Jerusalem (Mar. 29)
— Israel’s participation in the international trade fair in Cairo which just ended after a two-week run was hailed today by Minister of Trade and Industry Gideon Patt as “another step in the direction of full normalization” of relations between Israel and Egypt. Patt, who attended the fair, also told his fellow ministers at today’s Cabinet meeting that the Israeli-Egyptian trade agreement, expected to be ratified this week by the Egyptian Parliament, should lead to a great increase of Egyptian imports from Israel.
“This will open the door for the public sector in Egypt to trade with Israel, “Patt said. Until now, trade contacts have been confined to the government-to-government level. Israel’s exports to Egypt to date total $12 million but there have been no Egyptian exports to Israel. Ministry officials who helped staff the Israeli pavilion at the trade fair forecast that trade between the two countries would amount to a $100 million within three years.
An estimated 300,000 people visited the Israeli pavilion at the Cairo trade fair. During its first week, when the fair was open to business people only, between 2000-3000 potential Egyptian buyers
examined the Israeli goods displayed. During the second week, when the fair was open to the public, about 30,000 Egyptians a day visited the Israeli pavilion.
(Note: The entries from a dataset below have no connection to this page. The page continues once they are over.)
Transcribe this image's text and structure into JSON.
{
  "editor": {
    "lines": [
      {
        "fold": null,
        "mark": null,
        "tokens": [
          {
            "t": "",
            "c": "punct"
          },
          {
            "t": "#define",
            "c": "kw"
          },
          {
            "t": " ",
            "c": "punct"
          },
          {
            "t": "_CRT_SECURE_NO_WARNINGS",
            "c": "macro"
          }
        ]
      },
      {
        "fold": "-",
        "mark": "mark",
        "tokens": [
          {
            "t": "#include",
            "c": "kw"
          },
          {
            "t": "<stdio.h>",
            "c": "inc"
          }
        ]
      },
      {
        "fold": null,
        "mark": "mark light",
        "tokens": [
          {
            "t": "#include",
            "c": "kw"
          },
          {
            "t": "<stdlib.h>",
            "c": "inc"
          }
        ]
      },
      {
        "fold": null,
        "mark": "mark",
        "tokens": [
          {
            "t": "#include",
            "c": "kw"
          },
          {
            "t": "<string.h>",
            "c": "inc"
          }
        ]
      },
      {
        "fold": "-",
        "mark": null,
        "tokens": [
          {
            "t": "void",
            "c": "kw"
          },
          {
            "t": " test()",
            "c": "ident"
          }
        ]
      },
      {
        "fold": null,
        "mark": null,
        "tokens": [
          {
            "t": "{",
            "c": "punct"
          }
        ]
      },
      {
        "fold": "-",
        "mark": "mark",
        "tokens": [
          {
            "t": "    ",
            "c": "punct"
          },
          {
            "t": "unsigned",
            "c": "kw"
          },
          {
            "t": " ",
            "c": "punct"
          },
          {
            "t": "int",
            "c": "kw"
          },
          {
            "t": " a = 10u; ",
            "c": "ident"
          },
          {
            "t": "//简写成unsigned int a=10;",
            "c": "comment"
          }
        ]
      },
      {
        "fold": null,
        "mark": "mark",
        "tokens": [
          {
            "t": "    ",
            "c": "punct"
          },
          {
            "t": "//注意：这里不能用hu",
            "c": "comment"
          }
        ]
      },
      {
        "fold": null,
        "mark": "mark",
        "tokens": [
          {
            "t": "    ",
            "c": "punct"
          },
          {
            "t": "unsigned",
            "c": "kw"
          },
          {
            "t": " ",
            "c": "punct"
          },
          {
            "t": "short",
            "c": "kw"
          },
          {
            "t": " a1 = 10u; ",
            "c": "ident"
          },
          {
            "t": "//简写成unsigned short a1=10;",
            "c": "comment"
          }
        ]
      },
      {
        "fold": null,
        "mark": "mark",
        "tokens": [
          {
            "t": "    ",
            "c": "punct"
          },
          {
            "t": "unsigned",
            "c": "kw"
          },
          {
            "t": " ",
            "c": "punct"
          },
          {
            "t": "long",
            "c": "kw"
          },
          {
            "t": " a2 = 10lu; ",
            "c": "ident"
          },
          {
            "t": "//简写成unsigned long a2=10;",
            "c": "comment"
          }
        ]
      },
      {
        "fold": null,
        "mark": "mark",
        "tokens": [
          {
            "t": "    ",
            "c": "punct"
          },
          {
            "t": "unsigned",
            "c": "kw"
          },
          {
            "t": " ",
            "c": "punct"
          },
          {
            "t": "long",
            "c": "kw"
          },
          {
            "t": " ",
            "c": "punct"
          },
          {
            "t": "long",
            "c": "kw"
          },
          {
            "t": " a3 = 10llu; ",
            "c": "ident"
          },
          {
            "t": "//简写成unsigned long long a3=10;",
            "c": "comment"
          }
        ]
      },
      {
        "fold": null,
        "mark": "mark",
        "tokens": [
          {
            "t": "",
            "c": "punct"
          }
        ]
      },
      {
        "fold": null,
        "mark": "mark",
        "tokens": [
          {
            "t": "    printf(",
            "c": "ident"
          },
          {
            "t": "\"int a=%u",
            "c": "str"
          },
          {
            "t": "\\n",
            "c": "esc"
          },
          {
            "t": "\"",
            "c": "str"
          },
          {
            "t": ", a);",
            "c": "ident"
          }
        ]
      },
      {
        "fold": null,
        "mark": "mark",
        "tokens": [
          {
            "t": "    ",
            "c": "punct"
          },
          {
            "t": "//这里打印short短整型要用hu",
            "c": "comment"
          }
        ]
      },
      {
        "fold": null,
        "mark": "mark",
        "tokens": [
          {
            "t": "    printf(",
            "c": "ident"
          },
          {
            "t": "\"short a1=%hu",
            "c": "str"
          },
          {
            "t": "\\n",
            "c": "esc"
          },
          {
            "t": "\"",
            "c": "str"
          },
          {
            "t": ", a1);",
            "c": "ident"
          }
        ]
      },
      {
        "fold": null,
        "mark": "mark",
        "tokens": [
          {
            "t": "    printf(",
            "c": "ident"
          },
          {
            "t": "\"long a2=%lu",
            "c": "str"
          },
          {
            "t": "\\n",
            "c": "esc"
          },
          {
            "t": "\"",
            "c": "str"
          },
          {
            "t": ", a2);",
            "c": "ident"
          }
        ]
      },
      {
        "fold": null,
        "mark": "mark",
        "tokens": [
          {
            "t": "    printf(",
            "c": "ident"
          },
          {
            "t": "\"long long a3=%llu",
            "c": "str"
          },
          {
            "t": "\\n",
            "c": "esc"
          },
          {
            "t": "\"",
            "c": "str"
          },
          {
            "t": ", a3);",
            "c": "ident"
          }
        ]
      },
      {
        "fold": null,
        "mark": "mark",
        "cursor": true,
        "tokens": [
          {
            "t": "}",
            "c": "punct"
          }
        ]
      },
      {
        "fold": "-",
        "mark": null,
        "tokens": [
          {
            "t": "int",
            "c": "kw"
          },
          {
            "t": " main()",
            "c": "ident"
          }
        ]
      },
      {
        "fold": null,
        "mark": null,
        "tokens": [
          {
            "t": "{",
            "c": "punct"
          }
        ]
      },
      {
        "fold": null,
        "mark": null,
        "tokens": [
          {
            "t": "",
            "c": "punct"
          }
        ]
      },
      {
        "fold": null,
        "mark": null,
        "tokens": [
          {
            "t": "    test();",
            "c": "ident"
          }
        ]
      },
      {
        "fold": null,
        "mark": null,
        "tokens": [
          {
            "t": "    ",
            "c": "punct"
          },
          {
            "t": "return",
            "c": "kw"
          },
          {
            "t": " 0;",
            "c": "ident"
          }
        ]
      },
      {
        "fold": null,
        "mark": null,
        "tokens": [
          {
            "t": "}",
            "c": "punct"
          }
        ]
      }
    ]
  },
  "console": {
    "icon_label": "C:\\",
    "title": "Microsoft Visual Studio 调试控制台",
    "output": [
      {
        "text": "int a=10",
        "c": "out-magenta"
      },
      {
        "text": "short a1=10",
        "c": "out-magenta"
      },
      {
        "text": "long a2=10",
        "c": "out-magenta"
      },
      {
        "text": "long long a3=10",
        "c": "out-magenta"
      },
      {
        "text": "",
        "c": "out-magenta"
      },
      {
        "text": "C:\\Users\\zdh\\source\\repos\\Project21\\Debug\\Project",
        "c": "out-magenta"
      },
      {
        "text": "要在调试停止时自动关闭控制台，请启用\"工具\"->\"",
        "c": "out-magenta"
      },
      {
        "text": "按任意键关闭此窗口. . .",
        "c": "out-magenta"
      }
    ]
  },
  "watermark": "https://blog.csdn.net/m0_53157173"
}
DEFER DECISION ON TEACHERS’ SALARY
At the request of Premier Menachem Begin and Education Minister Zevulun Hammer, the Cabinet agreed today to defer a final decision in the dispute with teachers over a pay raise until the Arbitration Institute determines whether the increase would constitute a deviation from the general wage agreements.
Agreement was reached earlier this month between the government and the teachers union on pay increases. But its implementation has been held up by the Treasury on grounds that it would cause the collapse of the present wage structure in the economy by triggering demands from other public employes. The teachers staged a one-day strike last week to protest the Treasury’s refusal to honor the agreement.
The Cabinet also agreed today that work on the proposed Mediterranean-Dead Sea canal hydro-electric project would begin in the near future. The canal route already has been approved. Energy Minister Yitzhak Modai proposed that the work start at the eastern end of the route, close to the Dead Sea. According to Modai, more than $25 million has been invested in the two months since the Israel Bond Organization began a campaign on behalf of the $700 million project in the United States and Europe.